*Your instructions*
From the entries that follow, copy each line in which "ffffff" appears.

*Records to use*
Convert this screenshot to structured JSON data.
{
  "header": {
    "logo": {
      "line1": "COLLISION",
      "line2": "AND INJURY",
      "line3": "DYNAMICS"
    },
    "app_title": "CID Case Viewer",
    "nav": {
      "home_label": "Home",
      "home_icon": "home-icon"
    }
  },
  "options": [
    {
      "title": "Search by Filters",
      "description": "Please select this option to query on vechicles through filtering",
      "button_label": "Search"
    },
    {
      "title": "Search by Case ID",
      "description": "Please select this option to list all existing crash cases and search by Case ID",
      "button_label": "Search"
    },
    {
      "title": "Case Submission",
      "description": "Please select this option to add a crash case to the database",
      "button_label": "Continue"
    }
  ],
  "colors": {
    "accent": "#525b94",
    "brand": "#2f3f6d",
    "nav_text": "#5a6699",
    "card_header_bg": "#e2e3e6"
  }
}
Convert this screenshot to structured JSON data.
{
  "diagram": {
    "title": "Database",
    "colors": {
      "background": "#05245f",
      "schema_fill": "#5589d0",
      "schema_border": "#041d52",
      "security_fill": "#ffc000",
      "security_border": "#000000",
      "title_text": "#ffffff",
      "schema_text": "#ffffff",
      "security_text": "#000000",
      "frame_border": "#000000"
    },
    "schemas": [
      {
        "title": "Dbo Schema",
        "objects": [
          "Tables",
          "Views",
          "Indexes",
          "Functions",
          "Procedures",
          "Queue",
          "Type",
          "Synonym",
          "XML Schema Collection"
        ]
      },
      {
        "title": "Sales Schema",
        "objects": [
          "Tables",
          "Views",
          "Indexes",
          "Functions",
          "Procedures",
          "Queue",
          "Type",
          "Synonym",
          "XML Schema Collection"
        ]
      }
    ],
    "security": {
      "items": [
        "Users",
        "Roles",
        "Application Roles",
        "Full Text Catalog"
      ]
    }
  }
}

*Answer*
      "title_text": "#ffffff",
      "schema_text": "#ffffff",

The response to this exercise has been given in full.